In November of 1939— three years before University of Munich students began the White Rose non-violent opposition against the Nazis and five years before a group of his officers conspired to assassinate Hitler— a young carpenter from the rural Brenz Valley in Southern Germany made a violent one-man stand against evil. Using his knowledge of clockworks, explosives he had stolen from a quarry, and the unwavering power of his own convictions, Georg Elser built and planted a bomb in a Munich beer hall where Hitler would be giving a speech. The speech ended early and Hitler and his entourage left at 9:07; the bomb went off at 9:20, killing innocent people. Elser was captured and spent the next five years undergoing torture and interrogation. Misunderstood and misrepresented at the time, Elser would not be remembered as the hero that he was until historians rediscovered him in the late 1990’s.
But what kind of man was Elser? As presented in 13 Minutes, a gripping and powerful historic case study by Oliver Hirschbiegel (director of 2004’s Downfall, the much memed portrait of Hitler’s final days), he was a lot like you, me and everyone we know— albeit much more handy. Elser comes off as a sweet, slightly detached proto-hipster who loved to play jazz and the swinging lifestyle that went with it. He messed around with girls he met on the beach, but still went to church with his mom. He liked to spend time in beer halls where he mainly drank pop. He had strong morals, yet not only was he outwardly apolitical (he refused to join the Communist party that dominated the village where he lived) but the love of his life Elsa (Katharina Schüttler) was married when they first hooked up. Sensitively portrayed by Christian Friedel (he played the school teacher in Haneke’s The White Ribbon), Elser looks even scrawnier on screen than in historical photographs, a man who would not be picked for his school’s kickball team much less singled out as a hero of history.
13 Minutes ★★★1/2
Directed by: Oliver Hirschbiegel
Written by: Fred Breinersdorfer and Léonie-Claire Breinersdorfer
Starring: Christian Friedel, Katharina Schüttler, Johann von Bülow
Running time: 114 mins.
Hirschbiegel is as interested in the everyday minutiae of fascism as he is its giant monstrosities: the way some twerpy kid from town starts casually spouting anti-Semitism, for example, or how the SS secretary knows to leave before the torture gets really bad. This is how the world ends, not with a bang but with your village’s annual harvest festival screening Leni Riefenstahl’s latest. The film effectively manages a tricky tone shift between the gauzy seaside idle of Elser’s life before the war and the brutality of the SS both in its ascendancy and when it was about to get snuffed out. I saw 13 Minutes— shortlisted as the German submission to the 2015 Academy Awards but bested by Labyrinth of Lies— at a special screening arranged by the Los Angeles Jewish Film Festival and several people walked out during the torture scenes. The scenes are brutal less because for their graphic nature than because you feel like you know and like the guy being tortured. Even more challenging and no less vital is an extended depiction of a hanging by wire. The same tools once used by ordinary Germans to make music were turned into instruments of death and destruction— a future Elser foresaw when few others did.

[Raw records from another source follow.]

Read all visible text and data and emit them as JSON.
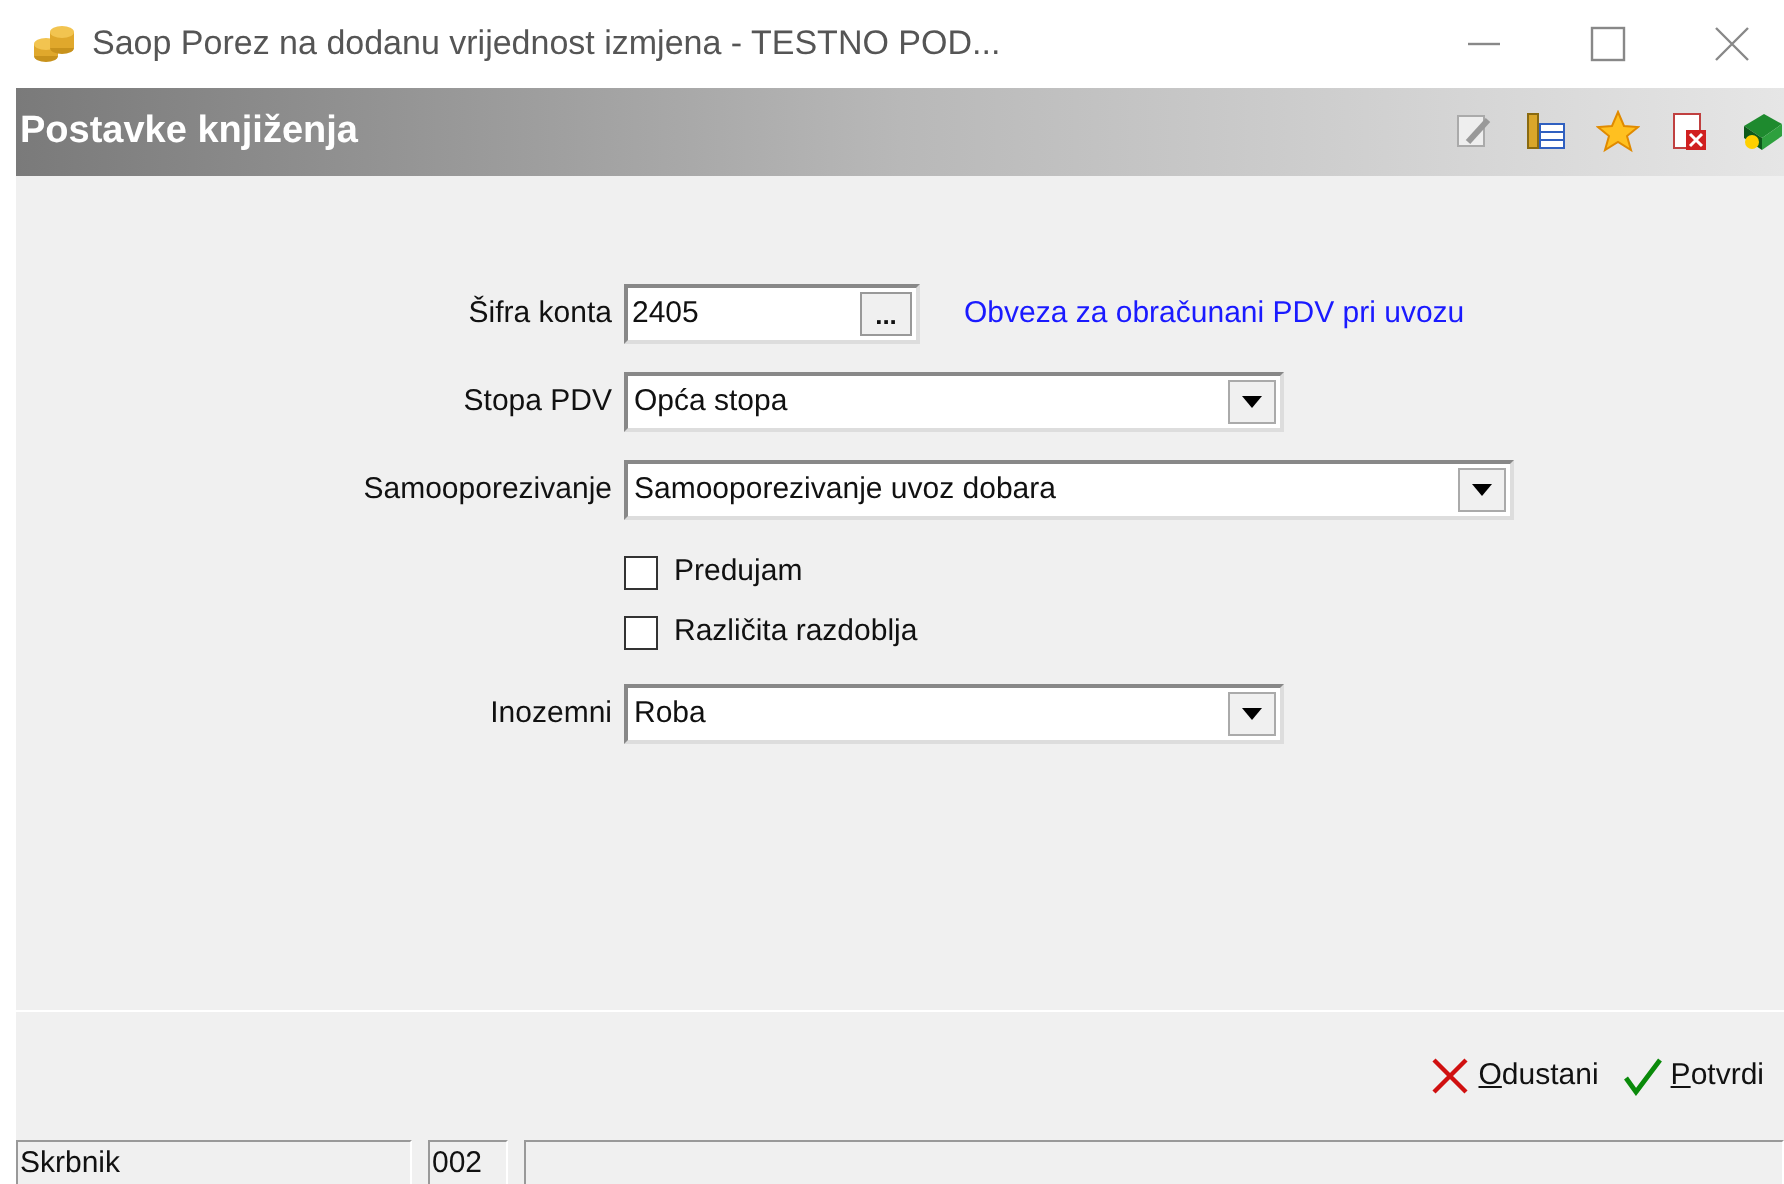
{
  "window": {
    "title": "Saop Porez na dodanu vrijednost izmjena  - TESTNO POD..."
  },
  "header": {
    "title": "Postavke knjiženja",
    "tools": [
      {
        "kind": "edit"
      },
      {
        "kind": "columns"
      },
      {
        "kind": "favorite"
      },
      {
        "kind": "delete"
      },
      {
        "kind": "help"
      }
    ]
  },
  "form": {
    "fields": [
      {
        "kind": "lookup",
        "label": "Šifra konta",
        "value": "2405",
        "button": "...",
        "description": "Obveza za obračunani PDV pri uvozu"
      },
      {
        "kind": "combo",
        "label": "Stopa PDV",
        "value": "Opća stopa"
      },
      {
        "kind": "combo",
        "label": "Samooporezivanje",
        "value": "Samooporezivanje uvoz dobara"
      },
      {
        "kind": "checkbox",
        "label": "Predujam",
        "checked": false
      },
      {
        "kind": "checkbox",
        "label": "Različita razdoblja",
        "checked": false
      },
      {
        "kind": "combo",
        "label": "Inozemni",
        "value": "Roba"
      }
    ]
  },
  "buttons": [
    {
      "kind": "cancel",
      "label": "Odustani"
    },
    {
      "kind": "confirm",
      "label": "Potvrdi"
    }
  ],
  "status_bar": [
    "Skrbnik",
    "002"
  ]
}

Do you remember a couple years back when our actual crises were limited enough that the New York Times Magazine was concerning itself with philosophical ones, earnestly asking their readers if they would kill baby Hitler? It was one of those thought experiments that not only taught us nothing, but reduced the greatest tragedy of the twentieth century to something that could be chatted about over canapés and Pinot Grigio. A better question might be, would you kill Hitler less than two months after the invasion of Poland? Never mind that we would all say yes; one man actually tried to, and came very, very close. It is high time that we not only knew Georg Elser’s name and story, but took a moment to recognize that his was a true act of heroism. 13 Minutes is proof that a hero isn’t about having success against impossible odds; it’s about doing the right thing when everyone else on the planet is doing something else.